**REQUIRED WORK:** Find all lines in the records that include the word "department", and copy them out.
________
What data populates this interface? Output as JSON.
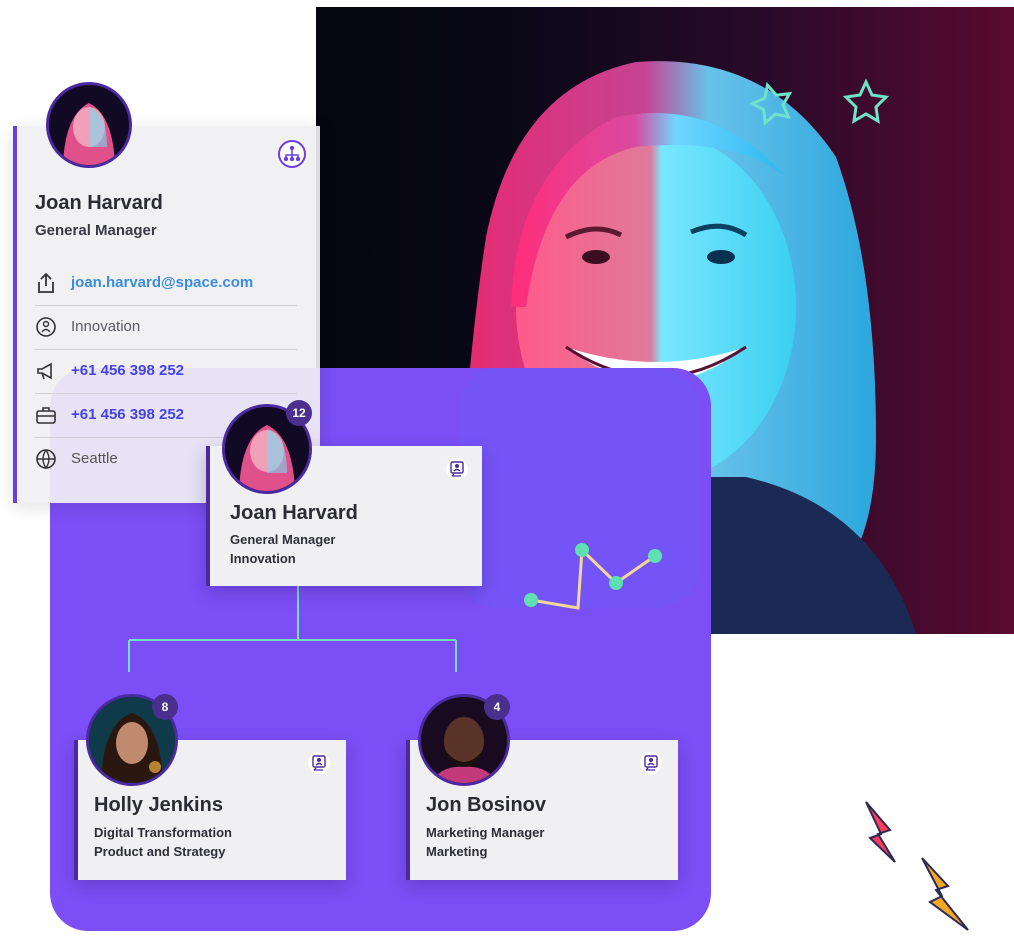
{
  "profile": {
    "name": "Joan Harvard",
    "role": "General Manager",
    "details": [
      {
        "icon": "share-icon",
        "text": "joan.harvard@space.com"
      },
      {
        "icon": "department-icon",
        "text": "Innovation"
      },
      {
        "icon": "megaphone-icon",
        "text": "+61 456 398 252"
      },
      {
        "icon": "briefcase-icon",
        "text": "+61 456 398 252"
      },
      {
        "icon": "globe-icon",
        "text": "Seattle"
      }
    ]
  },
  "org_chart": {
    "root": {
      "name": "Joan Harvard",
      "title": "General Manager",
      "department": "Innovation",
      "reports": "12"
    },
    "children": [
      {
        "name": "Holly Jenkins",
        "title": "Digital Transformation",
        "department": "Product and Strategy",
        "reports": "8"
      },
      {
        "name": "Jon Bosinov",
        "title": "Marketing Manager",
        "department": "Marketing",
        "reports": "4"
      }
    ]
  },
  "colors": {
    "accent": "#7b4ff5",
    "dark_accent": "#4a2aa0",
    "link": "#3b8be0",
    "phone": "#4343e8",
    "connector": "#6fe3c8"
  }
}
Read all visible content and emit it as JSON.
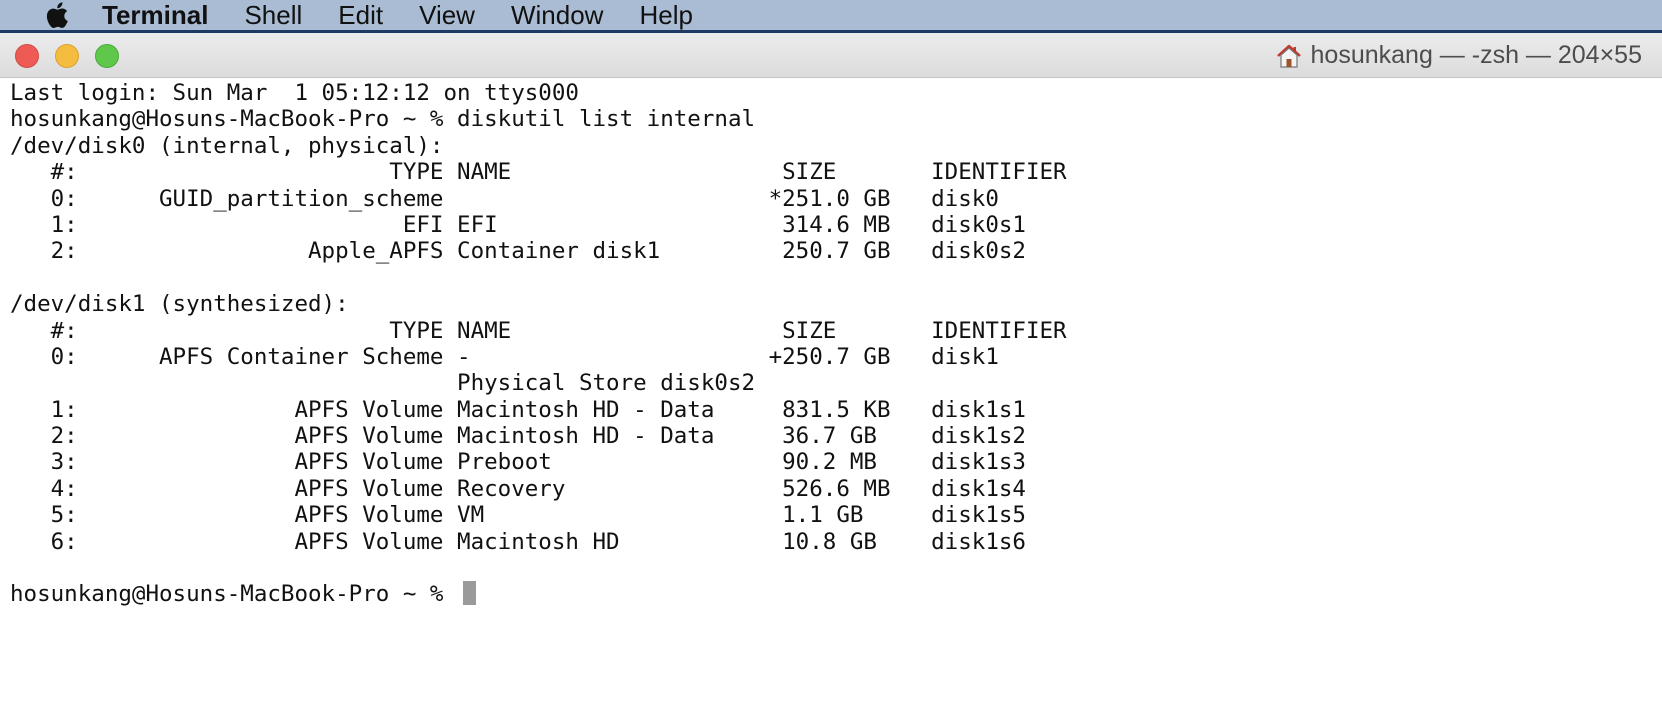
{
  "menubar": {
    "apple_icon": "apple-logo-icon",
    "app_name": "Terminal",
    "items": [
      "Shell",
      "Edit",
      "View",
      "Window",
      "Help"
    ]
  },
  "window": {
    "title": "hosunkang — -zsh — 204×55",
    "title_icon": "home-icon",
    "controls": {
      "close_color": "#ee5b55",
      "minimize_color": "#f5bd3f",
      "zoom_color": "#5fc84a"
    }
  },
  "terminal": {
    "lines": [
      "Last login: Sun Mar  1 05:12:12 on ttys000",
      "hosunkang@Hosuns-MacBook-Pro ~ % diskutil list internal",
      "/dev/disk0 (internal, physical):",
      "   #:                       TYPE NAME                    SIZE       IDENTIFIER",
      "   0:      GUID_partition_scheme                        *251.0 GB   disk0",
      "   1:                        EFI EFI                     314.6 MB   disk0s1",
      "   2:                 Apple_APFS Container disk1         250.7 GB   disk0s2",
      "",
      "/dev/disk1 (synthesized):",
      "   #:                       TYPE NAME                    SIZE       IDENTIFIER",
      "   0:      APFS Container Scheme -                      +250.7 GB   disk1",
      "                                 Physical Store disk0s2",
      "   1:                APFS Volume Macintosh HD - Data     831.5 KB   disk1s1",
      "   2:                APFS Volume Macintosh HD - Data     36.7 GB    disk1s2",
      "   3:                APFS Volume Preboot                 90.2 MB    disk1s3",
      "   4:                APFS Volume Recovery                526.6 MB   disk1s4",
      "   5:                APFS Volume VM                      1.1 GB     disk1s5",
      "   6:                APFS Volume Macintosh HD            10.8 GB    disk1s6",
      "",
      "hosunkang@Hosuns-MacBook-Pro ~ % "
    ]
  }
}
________
**ANSWER SECTION:**
        "icon": "department-icon",
      "department": "Innovation",
        "department": "Product and Strategy",
        "department": "Marketing",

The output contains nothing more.